<<<<
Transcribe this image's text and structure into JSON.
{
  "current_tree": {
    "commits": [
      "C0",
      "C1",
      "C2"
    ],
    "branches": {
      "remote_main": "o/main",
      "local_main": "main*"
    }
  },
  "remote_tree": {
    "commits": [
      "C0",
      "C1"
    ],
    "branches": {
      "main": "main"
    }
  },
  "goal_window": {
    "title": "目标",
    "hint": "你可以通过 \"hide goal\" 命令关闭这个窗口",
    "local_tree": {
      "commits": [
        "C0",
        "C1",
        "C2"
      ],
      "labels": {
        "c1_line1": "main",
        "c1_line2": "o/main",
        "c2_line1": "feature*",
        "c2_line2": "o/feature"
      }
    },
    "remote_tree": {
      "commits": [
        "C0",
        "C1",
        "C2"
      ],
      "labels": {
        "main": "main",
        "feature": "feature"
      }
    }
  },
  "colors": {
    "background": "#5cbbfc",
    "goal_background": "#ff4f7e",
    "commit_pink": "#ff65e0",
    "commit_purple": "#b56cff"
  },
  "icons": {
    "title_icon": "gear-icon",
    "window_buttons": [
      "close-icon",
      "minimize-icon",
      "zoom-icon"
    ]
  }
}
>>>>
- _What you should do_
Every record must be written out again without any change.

- _Response_
Transcribe this image's text and structure into JSON.
{
  "current_tree": {
    "commits": [
      "C0",
      "C1",
      "C2"
    ],
    "branches": {
      "remote_main": "o/main",
      "local_main": "main*"
    }
  },
  "remote_tree": {
    "commits": [
      "C0",
      "C1"
    ],
    "branches": {
      "main": "main"
    }
  },
  "goal_window": {
    "title": "目标",
    "hint": "你可以通过 \"hide goal\" 命令关闭这个窗口",
    "local_tree": {
      "commits": [
        "C0",
        "C1",
        "C2"
      ],
      "labels": {
        "c1_line1": "main",
        "c1_line2": "o/main",
        "c2_line1": "feature*",
        "c2_line2": "o/feature"
      }
    },
    "remote_tree": {
      "commits": [
        "C0",
        "C1",
        "C2"
      ],
      "labels": {
        "main": "main",
        "feature": "feature"
      }
    }
  },
  "colors": {
    "background": "#5cbbfc",
    "goal_background": "#ff4f7e",
    "commit_pink": "#ff65e0",
    "commit_purple": "#b56cff"
  },
  "icons": {
    "title_icon": "gear-icon",
    "window_buttons": [
      "close-icon",
      "minimize-icon",
      "zoom-icon"
    ]
  }
}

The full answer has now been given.